According to the Asia Society, he has stalled or reversed course on eight of 10 categories of economic reform promised by the Chinese Communist Party (CCP) itself. Moreover, Xi is baring China’s teeth militarily, taking contested territory from neighbors in the South China Sea and conducting military exercises with Russia in Europe.

The problem for Beijing is that stalled reforms will stymie its economic potential and its confrontational policies are provoking an international coalition to contain them. The 2017 U.S. National Security Strategy declared great-power competition with China the foremost security threat to the U.S.; the European Union labeled China a “systemic rival”; and Japan, Australia, India, and the United States have formed a new “quad” of powers to balance China in the Pacific.
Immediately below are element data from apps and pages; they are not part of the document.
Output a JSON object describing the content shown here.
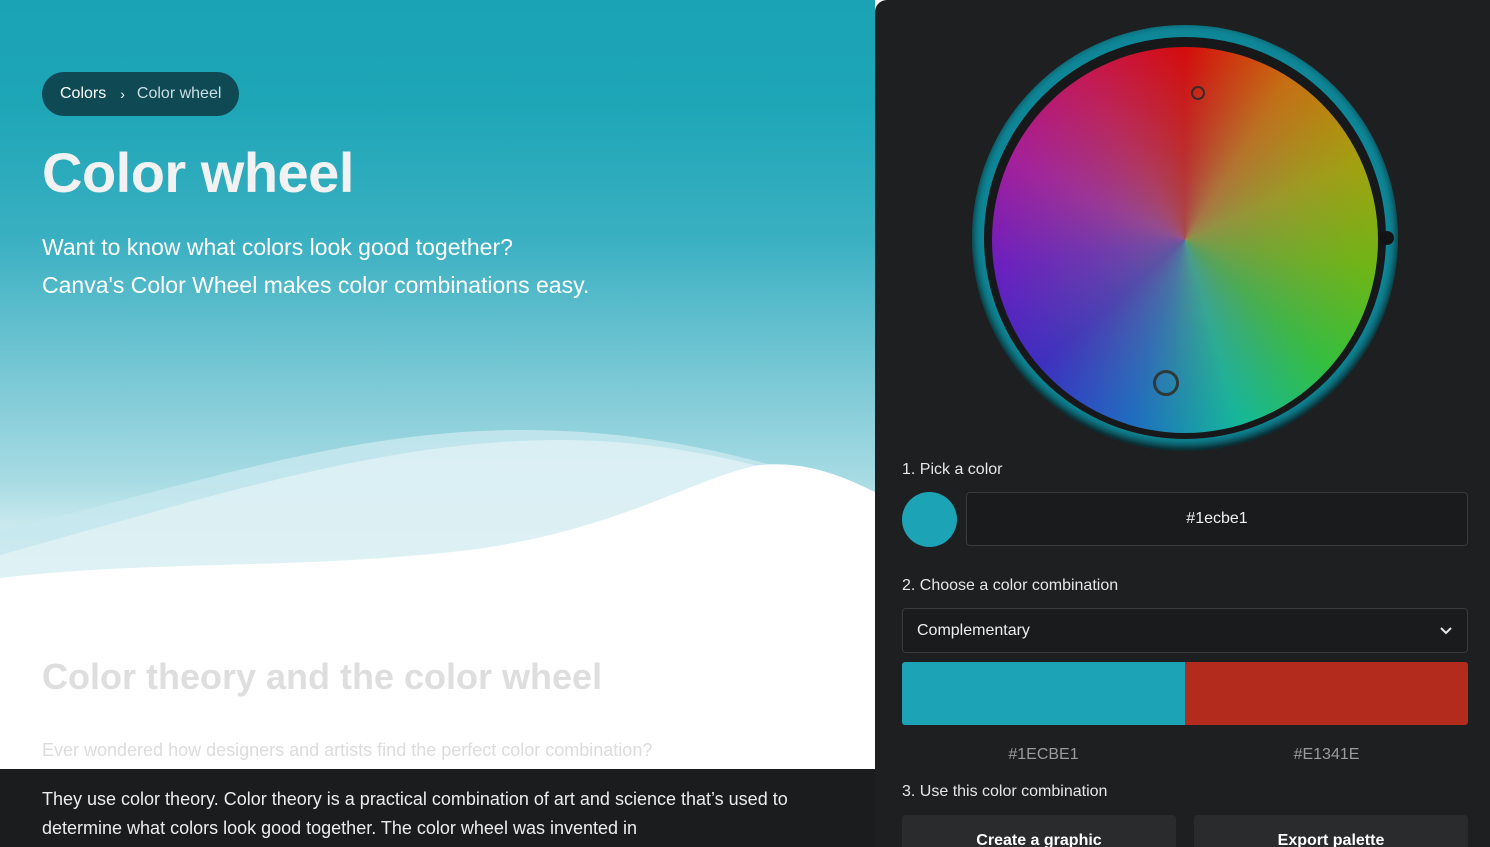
{
  "breadcrumb": {
    "parent": "Colors",
    "current": "Color wheel"
  },
  "hero": {
    "title": "Color wheel",
    "subtitle_line1": "Want to know what colors look good together?",
    "subtitle_line2": "Canva's Color Wheel makes color combinations easy."
  },
  "article": {
    "heading": "Color theory and the color wheel",
    "intro": "Ever wondered how designers and artists find the perfect color combination?",
    "body": "They use color theory. Color theory is a practical combination of art and science that’s used to determine what colors look good together. The color wheel was invented in"
  },
  "tool": {
    "step1_label": "1. Pick a color",
    "hex_value": "#1ecbe1",
    "step2_label": "2. Choose a color combination",
    "combination": "Complementary",
    "palette": [
      {
        "hex": "#1ECBE1",
        "display_color": "#1ca3b6"
      },
      {
        "hex": "#E1341E",
        "display_color": "#b22b1d"
      }
    ],
    "step3_label": "3. Use this color combination",
    "create_button": "Create a graphic",
    "export_button": "Export palette"
  },
  "colors": {
    "hero_teal": "#1aa3b5",
    "panel_bg": "#1e1f21",
    "breadcrumb_bg": "#0e4954"
  }
}
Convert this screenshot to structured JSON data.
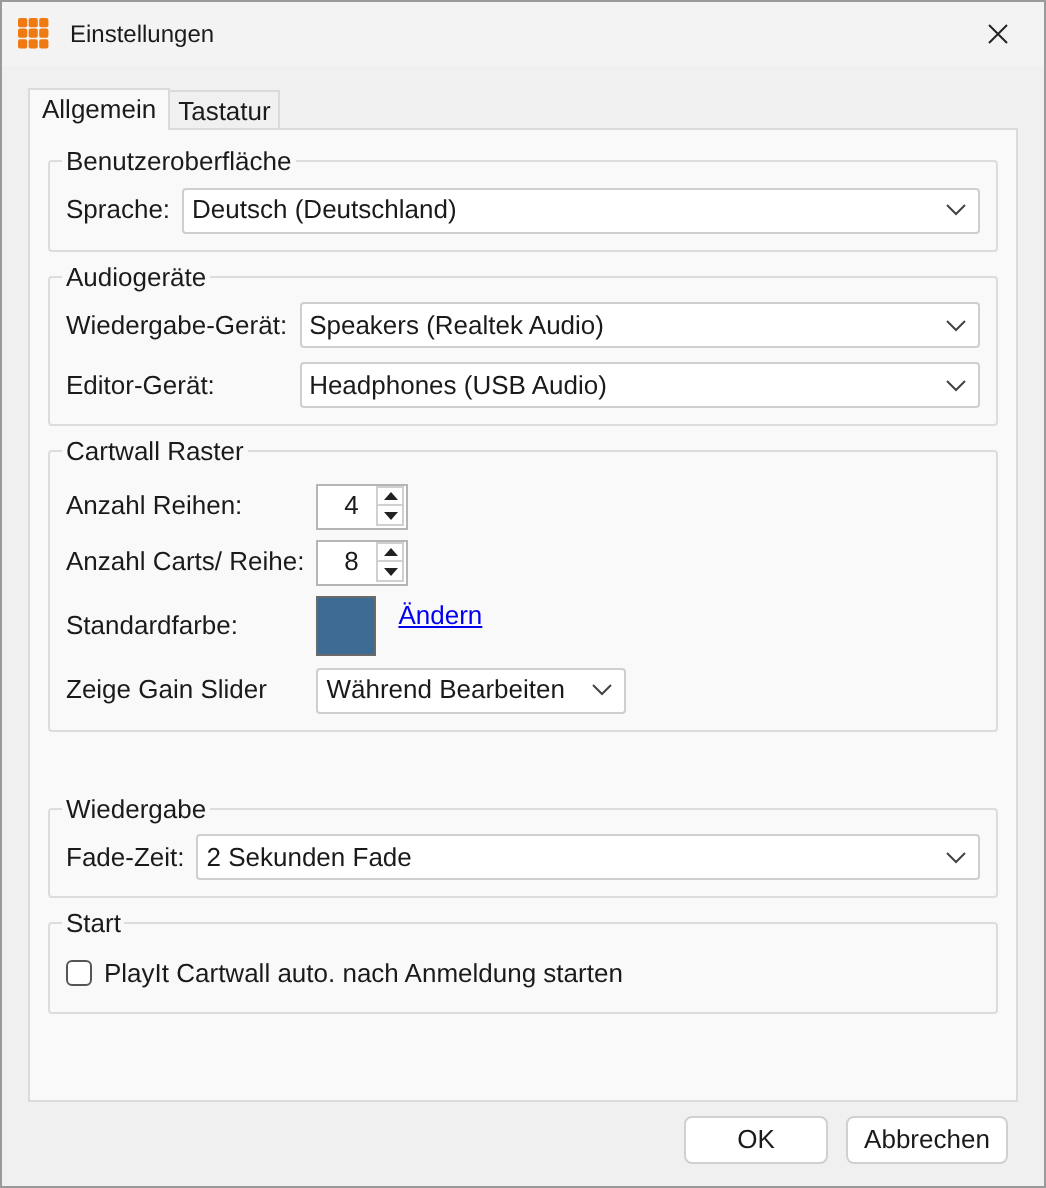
{
  "window": {
    "title": "Einstellungen"
  },
  "tabs": [
    {
      "label": "Allgemein",
      "selected": true
    },
    {
      "label": "Tastatur",
      "selected": false
    }
  ],
  "groups": [
    {
      "title": "Benutzeroberfläche",
      "rows": [
        {
          "kind": "select",
          "label": "Sprache:",
          "value": "Deutsch (Deutschland)"
        }
      ]
    },
    {
      "title": "Audiogeräte",
      "rows": [
        {
          "kind": "select",
          "label": "Wiedergabe-Gerät:",
          "value": "Speakers (Realtek Audio)"
        },
        {
          "kind": "select",
          "label": "Editor-Gerät:",
          "value": "Headphones (USB Audio)"
        }
      ]
    },
    {
      "title": "Cartwall Raster",
      "rows": [
        {
          "kind": "spinner",
          "label": "Anzahl Reihen:",
          "value": "4"
        },
        {
          "kind": "spinner",
          "label": "Anzahl Carts/ Reihe:",
          "value": "8"
        },
        {
          "kind": "color",
          "label": "Standardfarbe:",
          "color": "#3d6b94",
          "link": "Ändern"
        },
        {
          "kind": "compact_select",
          "label": "Zeige Gain Slider",
          "value": "Während Bearbeiten"
        }
      ]
    },
    {
      "title": "Wiedergabe",
      "rows": [
        {
          "kind": "select",
          "label": "Fade-Zeit:",
          "value": "2 Sekunden Fade"
        }
      ]
    },
    {
      "title": "Start",
      "rows": [
        {
          "kind": "checkbox",
          "label": "PlayIt Cartwall auto. nach Anmeldung starten",
          "checked": false
        }
      ]
    }
  ],
  "buttons": [
    "OK",
    "Abbrechen"
  ]
}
Furthermore, the plans often cited as evidence of China’s farsighted vision, the Belt and Road Initiative and Made in China 2025, were announced by Xi only in 2013 and 2015, respectively. Both are way too recent to be celebrated as brilliant examples of successful, long-term strategic planning.

A certain level of domestic political stability is a prerequisite for charting a steady strategic course in foreign and domestic affairs. But autocratic regimes are notoriously brittle. While institutionalized political successions in democracies typically lead to changes of policy, political successions in autocracies are likely to result in regime collapse and war. China’s “5,000 years of history” were pockmarked by rebellion, revolution, and new dynasties. Fearing internal threats to domestic political stability—consider the protests this year in Hong Kong and Xinjiang—the CCP spends more on domestic security than on its national defense. If you follow the money, the CCP is demonstrating that the government is more afraid of its own people than of the Pentagon. This domestic fragility will frustrate China’s efforts to design and execute farsighted plans. If threats to Chinese domestic stability were to materialize and the CCP were to collapse tomorrow, for example, Chinese grand strategy could undergo another seismic shift, including possibly opting out of competition with the United States altogether.
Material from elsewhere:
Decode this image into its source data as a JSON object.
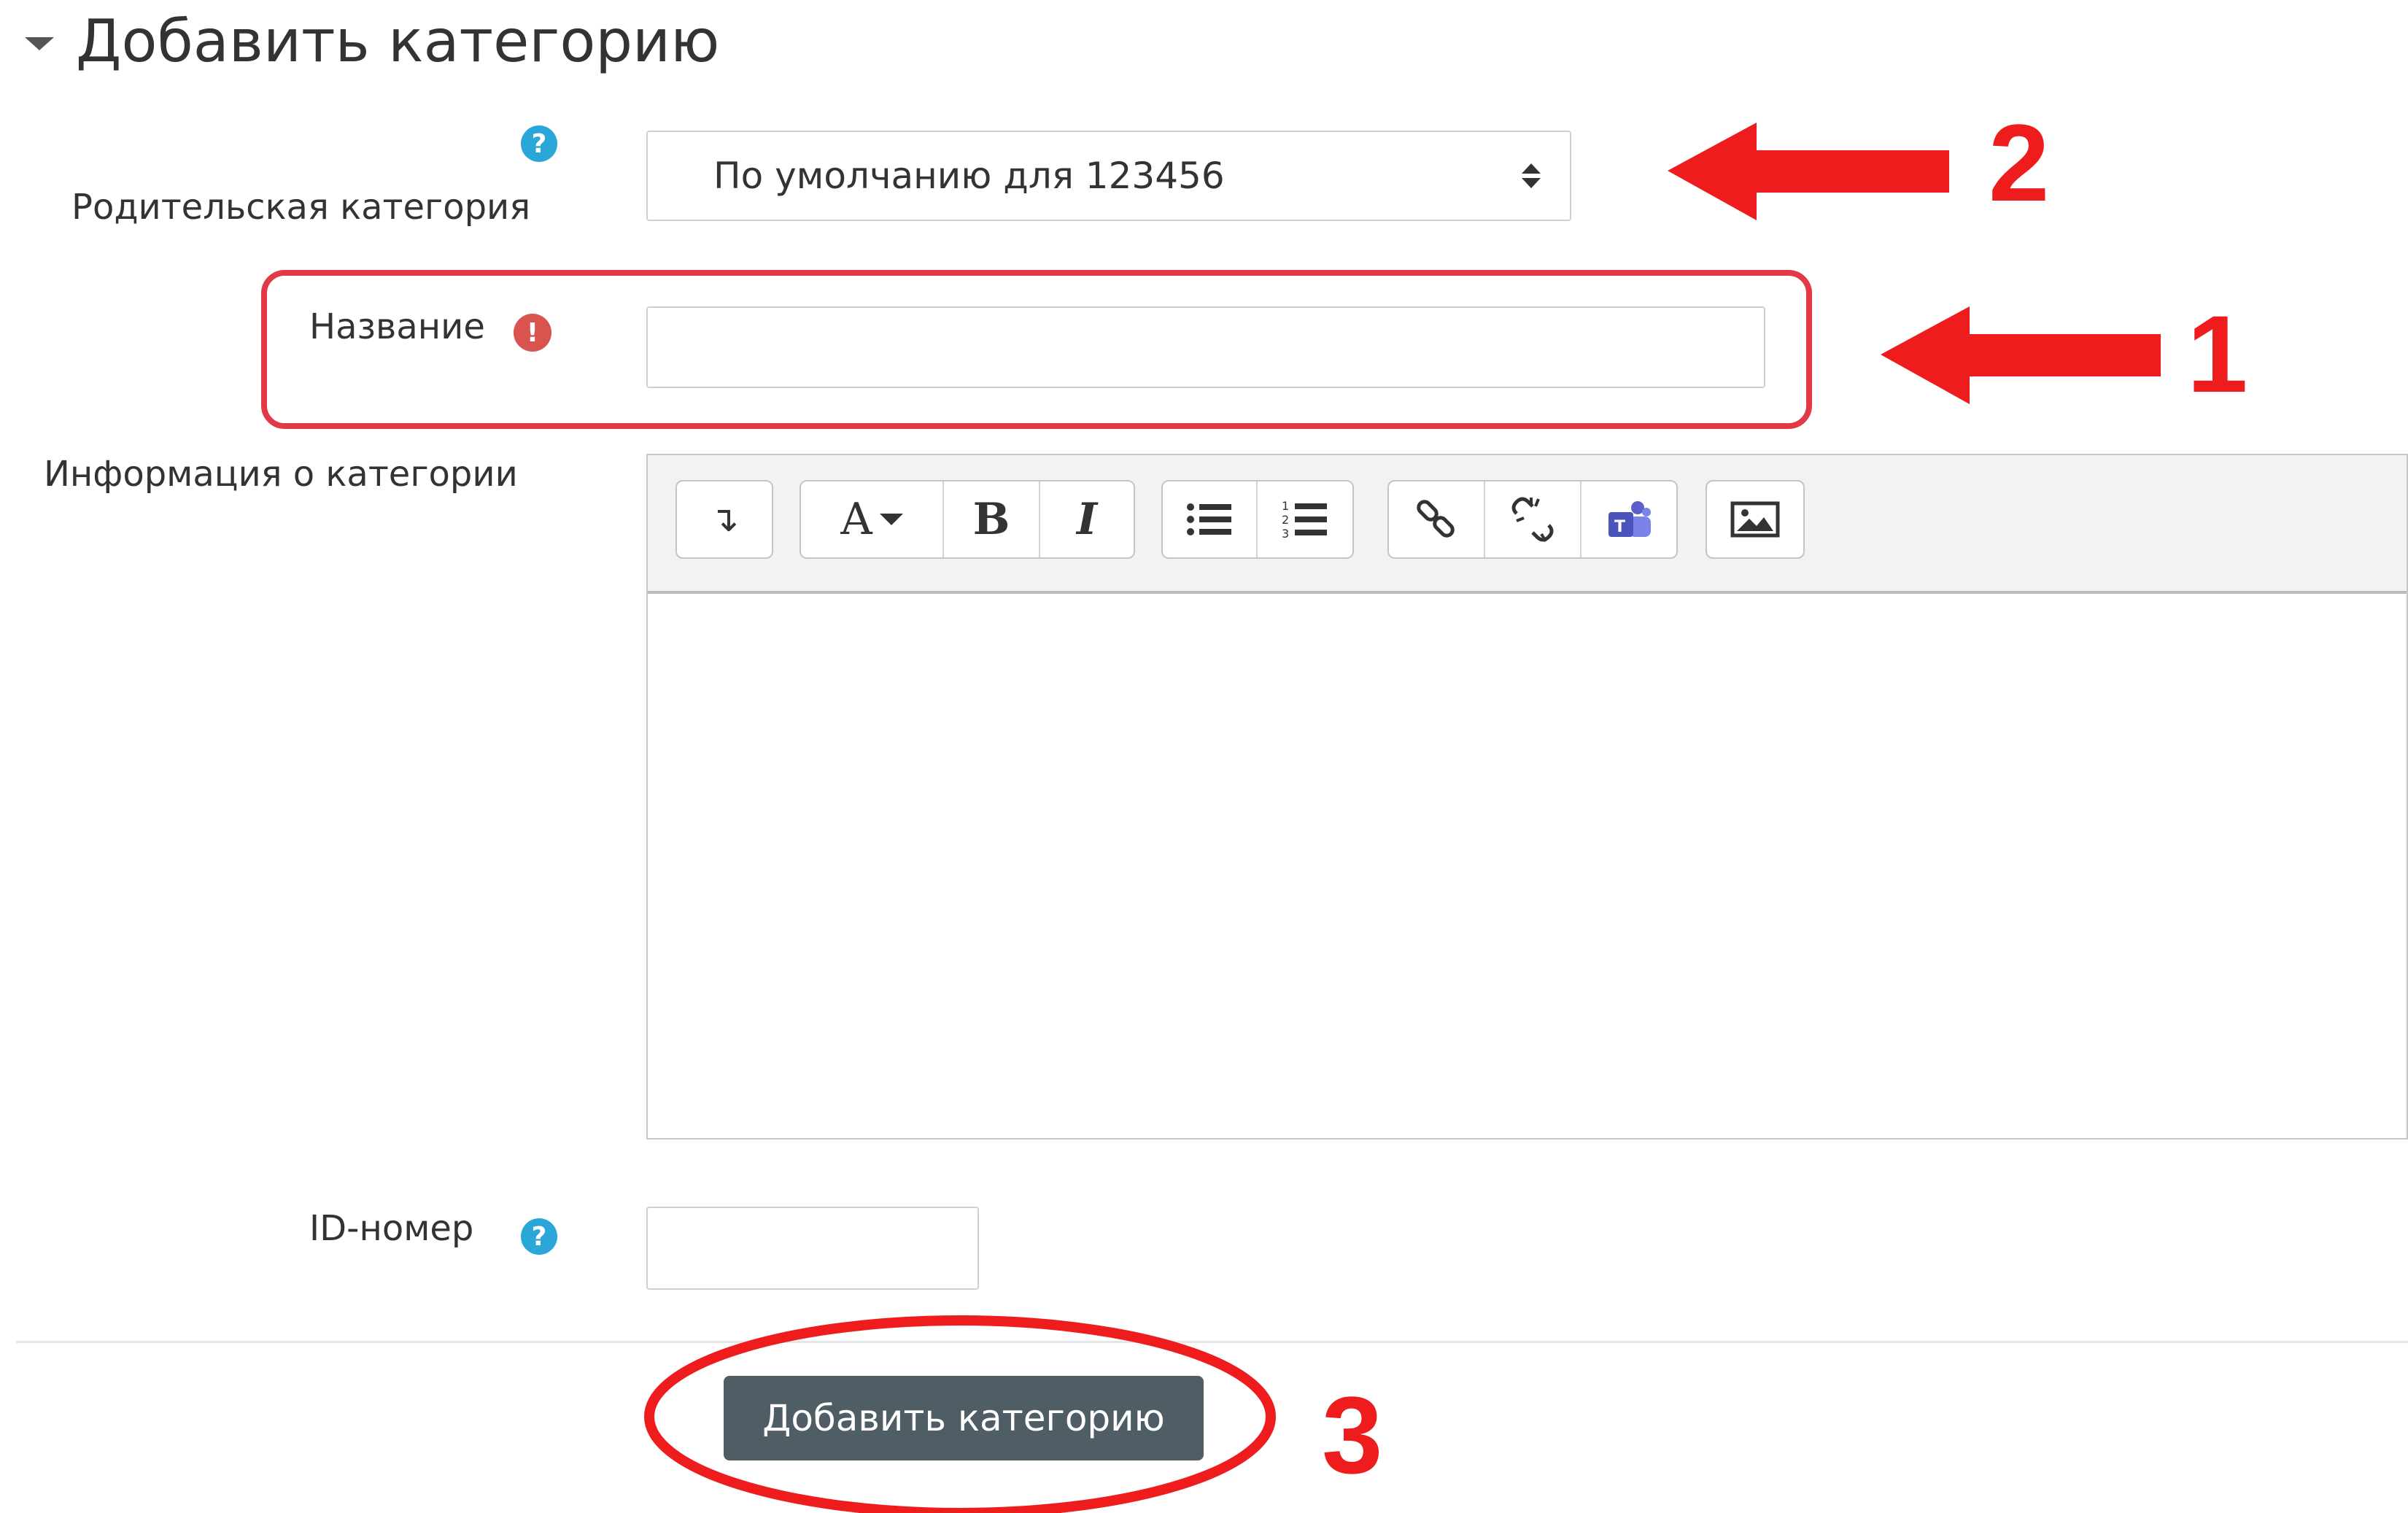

Autocracies have other vulnerabilities as well. State-led planning has never produced high rates of economic growth over the long term. Autocrats are poor alliance builders who fight with their supposed allies more than with their enemies. And the highest priority of autocratic security forces is repressing their own people, not defending the country.

The world has undergone drastic changes in just the past few years, but these enduring patterns of international affairs have not. Some fear that Trump’s nationalist tendencies will erode the U.S. position, but the momentum of America’s successful grand strategy has kept the country on a fairly steady course. Despite Trump’s criticism of NATO, for example, two new countries have joined the alliance on his watch, including North Macedonia this week. The coronavirus has upended a sense of security in the U.S., leading many people into the familiar trap of lauding autocratic China’s firm response in contrast to the halting and patchwork measures in the United States. But there is good reason to believe that this assessment will be updated in America’s favor with the benefit of hindsight. Already we are seeing evidence that conditions are much worse in China than CCP officials are letting on and that China’s attempts at international “disaster diplomacy” are backfiring. It has been revealed that the CCP has continually misrepresented the numbers of COVID-19 infections and deaths in China, and European nations have rejected and returned faulty Chinese coronavirus testing kits.

The great political theorist Niccolò Machiavelli considered a similar line of thinking in the 16th century, about whether republics or dictators charted a more stable course. He wrote, “I, therefore, disagree with the common opinion that a populace in power is unstable [and] changeable … The prince … unchecked by laws, will be more … unstable, and imprudent than a populace.”

The U.S. political system certainly has problems. But democracy is the best machine ever invented for generating enormous power, wealth, and prestige on the international stage.